Marginal costing can be used to help decide which customers offer value to your business. You can determine which customers make the productions changes profitable based on the pricing and volume of their purchases.
As volume levels change, so do sales profits. Using marginal costing can be useful to help you plot these changes.
This can be presented in a visually easy to read chart, table or graph. The table would show volume levels that indicates where extra marginal costs appear. This aids management to approximate the amount of profit they will see at each level of production activity.
This is another area where marginal costing can aid in decision making. It is a valuable tool when considering the redistribution of manufacture. It can help you decide if it’s more cost effective to do the work yourself or outsource it to another company.
Benefits of Using Marginal Cost Formula
We now know what marginal cost is. We also know how the formula works and when it is best to use it. So what we need to know now is when is it most beneficial to use.
By using marginal costing it is easier to assess and acknowledge the effects of alternative production schedules. This helps to ensure that decisions taken will generate the most benefit and maximize the return on spending.
Marginal costing helps to better establish and control the trues costs of production.
You do this by avoiding inconsistent appropriation of fixed business costs. Management is then able to achieve and maintain uniform costs.
Marginal costing is a great way to demonstrate short-term profit planning. It is something easily demonstrated with profit graphs and break-even charts.
This makes assessing profitability easy. It provides a great way of bringing it to the attention of management. They can then use it for decision-making purposes.
Ease of Use
Marginal costing is a simple method to use and understand. It can be used in combination with other costing methods such as budgetary and standard costing.
Disadvantages of Using Marginal Cost Formula
Many business processes have both an upside and a downside. Using the marginal cost formula is no different. Here are some of the disadvantages you might encounter when using marginal costing.
Marginal costing could give shareholders a misleading view of profits. Using marginal costs alone means closing stock prices reflect variable costs. These may then ignore the actual fixed costs.

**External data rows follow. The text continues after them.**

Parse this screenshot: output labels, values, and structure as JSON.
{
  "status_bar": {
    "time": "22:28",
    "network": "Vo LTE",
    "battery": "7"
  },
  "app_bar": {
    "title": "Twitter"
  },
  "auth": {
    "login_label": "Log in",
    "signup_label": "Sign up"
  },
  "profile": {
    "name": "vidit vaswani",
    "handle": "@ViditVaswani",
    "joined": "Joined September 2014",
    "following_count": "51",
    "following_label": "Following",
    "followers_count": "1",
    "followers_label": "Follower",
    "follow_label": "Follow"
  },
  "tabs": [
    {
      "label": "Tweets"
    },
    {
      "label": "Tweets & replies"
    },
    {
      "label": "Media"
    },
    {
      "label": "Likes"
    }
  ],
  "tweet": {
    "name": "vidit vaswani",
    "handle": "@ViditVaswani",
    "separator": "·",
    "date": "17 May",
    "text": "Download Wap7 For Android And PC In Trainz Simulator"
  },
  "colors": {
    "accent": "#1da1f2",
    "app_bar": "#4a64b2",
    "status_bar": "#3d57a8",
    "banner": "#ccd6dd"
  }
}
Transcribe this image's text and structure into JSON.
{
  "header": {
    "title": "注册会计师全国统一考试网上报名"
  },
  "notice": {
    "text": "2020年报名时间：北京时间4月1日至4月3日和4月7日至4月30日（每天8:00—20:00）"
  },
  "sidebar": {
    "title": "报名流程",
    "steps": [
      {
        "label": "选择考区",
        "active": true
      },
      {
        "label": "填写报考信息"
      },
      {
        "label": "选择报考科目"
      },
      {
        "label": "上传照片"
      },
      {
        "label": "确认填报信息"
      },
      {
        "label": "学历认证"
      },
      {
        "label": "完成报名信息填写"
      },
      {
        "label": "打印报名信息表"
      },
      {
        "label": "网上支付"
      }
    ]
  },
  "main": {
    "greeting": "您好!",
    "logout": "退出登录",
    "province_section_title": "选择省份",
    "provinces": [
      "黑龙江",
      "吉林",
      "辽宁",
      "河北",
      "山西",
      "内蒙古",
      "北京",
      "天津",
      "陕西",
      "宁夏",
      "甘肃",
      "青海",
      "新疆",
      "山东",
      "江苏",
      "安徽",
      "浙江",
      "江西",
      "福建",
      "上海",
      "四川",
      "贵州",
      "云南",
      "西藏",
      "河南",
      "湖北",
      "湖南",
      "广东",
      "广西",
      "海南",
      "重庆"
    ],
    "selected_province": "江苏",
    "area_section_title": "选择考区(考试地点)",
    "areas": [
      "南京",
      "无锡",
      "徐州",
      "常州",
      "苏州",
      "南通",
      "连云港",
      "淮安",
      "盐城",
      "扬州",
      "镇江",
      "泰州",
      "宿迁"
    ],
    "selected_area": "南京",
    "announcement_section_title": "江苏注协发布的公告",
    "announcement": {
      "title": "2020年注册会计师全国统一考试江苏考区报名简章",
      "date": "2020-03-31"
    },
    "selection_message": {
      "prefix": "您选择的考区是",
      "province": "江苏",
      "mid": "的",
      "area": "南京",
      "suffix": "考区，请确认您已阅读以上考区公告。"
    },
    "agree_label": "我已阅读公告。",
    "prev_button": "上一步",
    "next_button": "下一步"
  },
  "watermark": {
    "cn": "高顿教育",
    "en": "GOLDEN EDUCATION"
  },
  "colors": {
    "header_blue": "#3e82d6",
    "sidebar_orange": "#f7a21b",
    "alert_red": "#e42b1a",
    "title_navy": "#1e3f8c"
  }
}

We know that the fixed costs could be quite a considerable amount. This would be a disadvantage for shareholders, as they may not be seeing the full picture.
The separation of costs into fixed and variable can sometimes prove difficult. Most costs will be variable at some point.
Marginal costing runs the risk of blurring the line between fixed and variable costs. This is why classification could result in misleading results.
A company that produces a large varieties of products may find less benefit in applying marginal costing.
Marginal costing is based on historical information. This can sometimes result in an inaccurate picture in the presence of increases in cost and production.
You cannot use marginal costing in external reports. These must include a full picture of business costs and indirect costs.
The use of marginal costing can cause the problem of over or under-recovery of business costs. This is due to variable costs being chosen on an estimated assumption rather than actual value.
Costs Which Are Semi-Variable
Semi-variable costs could lead to misinterpretations through exclusion or incorrect analysis.
Marginal costing is not as difficult to calculate as you had imagined. We have tried to provide you with all you need to know. You now have a better understanding of what marginal costing is, and the formula you need to use to calculate results.
This article has given you advice on what areas of business it is helpful to. It has also shown where it will offer no advantage at all. It also contains an example of marginal costing.
With your new -found knowledge of what marginal cost is, you could benefit your business by using it. Take a close look at your business’ production costs.
It might very well be the case that using marginal costing has the potential to boost your profitability.